The Lost Angels kids take a classic vehicle in rough shape and overhaul the whole thing with Valencia's guidance, learning the ins and outs of auto repair along the way. Sam Comen/CNN
Valencia battled drug dependency and homelessness as a teen. His unstable home life was a source of aimlessness. Once he cleaned up his life and found a passion in custom car restoration, he wanted to share his skill set with youth who could benefit from it. Sam Comen/CNN
Since he formalized the project in 2015, Valencia has worked with about 100 young people. The result has been a win-win, he said. Children are learning in a positive and nurturing environment, and he's able to give them something he never had: stability. Sam Comen/CNN
In addition to car restoration, the Lost Angels kids "do smaller art projects as well," Valencia said. Participants successfully showed their artwork at a gallery in Lancaster, California, he added. Sam Comen/CNN
"A lot of these kids have been through trauma ... and coping skills is something that no one really teaches you," Valencia said. "We have little roundtable discussions, just talking about normal topics of peer pressure, life experiences." Sam Comen/CNN
The program is about more than cars and trucks, said Valencia. It's about widening kids' horizons. "We are trying to get them to open their eyes to see a different way." Sam Comen/CNN
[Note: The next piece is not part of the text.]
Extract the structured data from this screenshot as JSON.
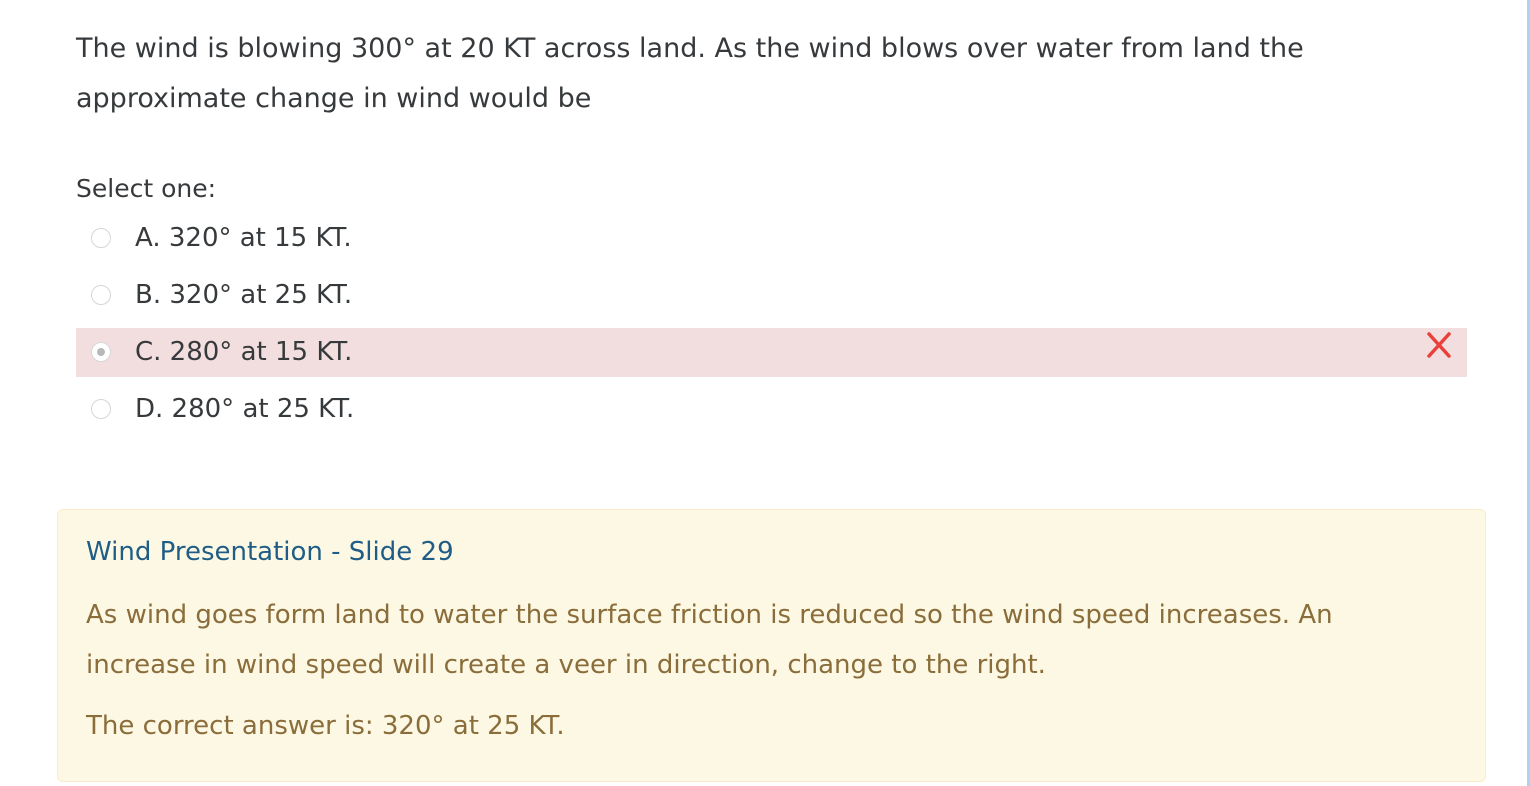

With a robust classic car culture in Southern California, Lost Angels is able to raffle off the cars it repairs and put the money back into the program. Sam Comen/CNN